Direct collision course
A vehicle suddenly approaches from the opposite direction in your lane
and a collision is likely to happen. What do you do? You have several
things you can do:
• STOP QUICKLY - If you can slow your speed before the crash, this
will lessen the impact. If your vehicle is equipped with ABS, push
hard on the brake pedal and steer the vehicle in a safe direction. If
your vehicle is not equipped with ABS, push the brake pedal hard
and as the vehicle begins to skid quickly, let up on the brake. Then
quickly push it down again. Continue this quick pumping action until
you have stopped the vehicle. By pumping the brakes, you can stop
quickly and still steer the vehicle.
• TURN QUICKLY - Head for the shoulder on the RIGHT-HAND
SIDE of the road and lean on the horn. The other driver might sud-
denly realize the mistake and steer back onto the left side of the
road. NEVER SWERVE TO THE LEFT to avoid a crash. The
other vehicle might swing back into the path of your vehicle or you
might hit other oncoming trafÀc. Do everything to avoid a crash with
another vehicle. Being in a ditch is better than being in a grave.
• SIDESWIPE - If you must hit something, try to hit something that
will reduce the force of the impact such as a bush or snowbank. As
a rule, try to hit with a glancing blow rather than head-on. When
you sideswipe an object there is a good chance that you can reduce
the impact and the chance of injury.
• SPEED UP QUICKLY - Sometimes you can speed up quickly to
avoid a collision. This may happen when another vehicle is about
to hit you from the side or rear.
Different hazards call for different actions. By always being alert you
may have more time to Ànd your escape route.
Vehicle on Àre or overheating
A short circuit in the electrical system is the general cause of a Àre.
If you have a Àre, pull off the road quickly, shut off the ignition to cut
electrical power and get all passengers away from the vehicle.
If you do not have a Àre extinguisher try to smother the Áames with
a heavy blanket, coat, or sand. DO NOT use water if gasoline is burn-
ing as this will spread the Áames. Remember that Àres are dangerous,
especially if you do not have the proper equipment. If the Àre is beyond
your control, get away from the vehicle.
Steam coming from under the hood means that the cooling system has
overheated. You should:
• Pull to the side of the road and turn the engine off immediately.
• Raise the hood but DO NOT open the radiator cap.
• Send for help.
Driving a vehicle with an overheated cooling system can ruin the engine.
Vehicle plunging into water
A vehicle with windows and doors closed may Áoat for 3-10 minutes.
The best escape route is through a window because water pressure makes it
hard to open a door. If your vehicle has power windows open them quickly
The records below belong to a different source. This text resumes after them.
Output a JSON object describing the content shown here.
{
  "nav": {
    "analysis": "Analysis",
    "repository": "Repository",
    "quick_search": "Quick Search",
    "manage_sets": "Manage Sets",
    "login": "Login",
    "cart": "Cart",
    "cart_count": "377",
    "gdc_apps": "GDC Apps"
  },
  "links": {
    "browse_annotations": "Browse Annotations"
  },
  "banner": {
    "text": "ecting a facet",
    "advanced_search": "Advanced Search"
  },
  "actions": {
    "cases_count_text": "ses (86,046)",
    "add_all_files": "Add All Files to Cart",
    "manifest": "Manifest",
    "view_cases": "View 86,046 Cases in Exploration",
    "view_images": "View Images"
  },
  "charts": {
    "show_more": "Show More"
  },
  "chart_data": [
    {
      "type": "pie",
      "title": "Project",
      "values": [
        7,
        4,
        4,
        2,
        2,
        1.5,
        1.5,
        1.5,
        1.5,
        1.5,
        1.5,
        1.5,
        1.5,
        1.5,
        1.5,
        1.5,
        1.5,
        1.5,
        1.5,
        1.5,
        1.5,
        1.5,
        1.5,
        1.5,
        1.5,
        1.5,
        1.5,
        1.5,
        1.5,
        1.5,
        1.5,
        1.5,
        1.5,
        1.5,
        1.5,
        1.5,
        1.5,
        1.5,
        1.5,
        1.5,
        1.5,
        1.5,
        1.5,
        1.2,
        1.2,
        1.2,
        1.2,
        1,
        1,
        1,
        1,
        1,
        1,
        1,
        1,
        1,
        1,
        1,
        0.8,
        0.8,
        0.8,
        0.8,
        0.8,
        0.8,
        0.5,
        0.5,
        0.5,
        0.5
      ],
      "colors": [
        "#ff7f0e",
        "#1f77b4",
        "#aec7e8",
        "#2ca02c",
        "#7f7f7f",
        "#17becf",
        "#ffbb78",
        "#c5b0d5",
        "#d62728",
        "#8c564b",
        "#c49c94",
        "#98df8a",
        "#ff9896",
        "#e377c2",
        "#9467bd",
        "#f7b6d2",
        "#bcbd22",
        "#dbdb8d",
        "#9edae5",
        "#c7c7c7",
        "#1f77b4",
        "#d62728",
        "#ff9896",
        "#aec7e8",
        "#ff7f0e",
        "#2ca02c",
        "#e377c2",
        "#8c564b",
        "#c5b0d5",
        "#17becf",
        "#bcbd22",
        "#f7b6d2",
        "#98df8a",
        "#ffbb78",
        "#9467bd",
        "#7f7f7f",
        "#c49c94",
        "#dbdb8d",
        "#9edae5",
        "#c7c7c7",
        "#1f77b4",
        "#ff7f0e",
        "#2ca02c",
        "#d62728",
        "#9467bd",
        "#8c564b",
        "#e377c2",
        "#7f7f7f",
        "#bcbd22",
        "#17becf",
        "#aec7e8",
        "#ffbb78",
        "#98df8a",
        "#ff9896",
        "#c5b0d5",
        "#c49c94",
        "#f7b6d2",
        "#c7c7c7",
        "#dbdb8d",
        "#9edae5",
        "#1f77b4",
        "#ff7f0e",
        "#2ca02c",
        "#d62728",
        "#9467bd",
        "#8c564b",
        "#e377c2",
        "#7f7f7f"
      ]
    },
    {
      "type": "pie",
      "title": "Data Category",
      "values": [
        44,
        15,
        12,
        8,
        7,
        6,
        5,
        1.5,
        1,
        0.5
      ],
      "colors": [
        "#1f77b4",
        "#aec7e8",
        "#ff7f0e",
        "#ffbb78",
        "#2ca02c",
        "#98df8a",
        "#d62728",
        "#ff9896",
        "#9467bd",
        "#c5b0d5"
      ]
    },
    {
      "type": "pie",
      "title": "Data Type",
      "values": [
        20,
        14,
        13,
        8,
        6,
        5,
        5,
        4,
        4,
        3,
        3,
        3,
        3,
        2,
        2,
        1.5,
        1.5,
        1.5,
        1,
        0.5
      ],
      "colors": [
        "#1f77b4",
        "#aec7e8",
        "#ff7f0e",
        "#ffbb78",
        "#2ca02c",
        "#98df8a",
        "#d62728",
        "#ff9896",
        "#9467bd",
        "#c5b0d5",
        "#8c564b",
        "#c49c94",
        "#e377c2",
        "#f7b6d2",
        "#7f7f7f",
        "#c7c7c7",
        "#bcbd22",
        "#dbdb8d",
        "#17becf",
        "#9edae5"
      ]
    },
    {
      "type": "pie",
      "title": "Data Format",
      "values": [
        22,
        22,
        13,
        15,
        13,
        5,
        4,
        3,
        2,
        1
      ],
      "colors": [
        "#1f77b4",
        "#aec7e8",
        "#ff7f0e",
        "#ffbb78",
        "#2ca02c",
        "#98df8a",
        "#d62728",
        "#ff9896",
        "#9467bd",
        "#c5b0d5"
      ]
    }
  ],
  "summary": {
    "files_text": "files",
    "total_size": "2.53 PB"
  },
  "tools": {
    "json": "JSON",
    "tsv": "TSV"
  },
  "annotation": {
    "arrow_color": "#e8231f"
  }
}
because the water will cause a short circuit in the electrical system.
Vehicles equipped with a front engine will sink nose Àrst. You may
have to go to the rear of the vehicle to escape if the vehicle is sinking
Most people who do not survive this type of accident are unconscious.
If you have fastened your safety belt you might remain conscious and, if
you do not panic, you will have time to escape.
Should the headlights suddenly go out:
• Try the turn signals or emergency Áashers. This may give you enough
light to guide you as you pull off the road.
• Try the dimmer switch. That will often put the headlights on again.
• Pull off the road as quickly as possible and leave the emergency
If the entire vehicle does not have electrical power, the problem prob-
ably is with the battery cables. If only the headlights are without power,
then a fuse or circuit breaker may be the problem.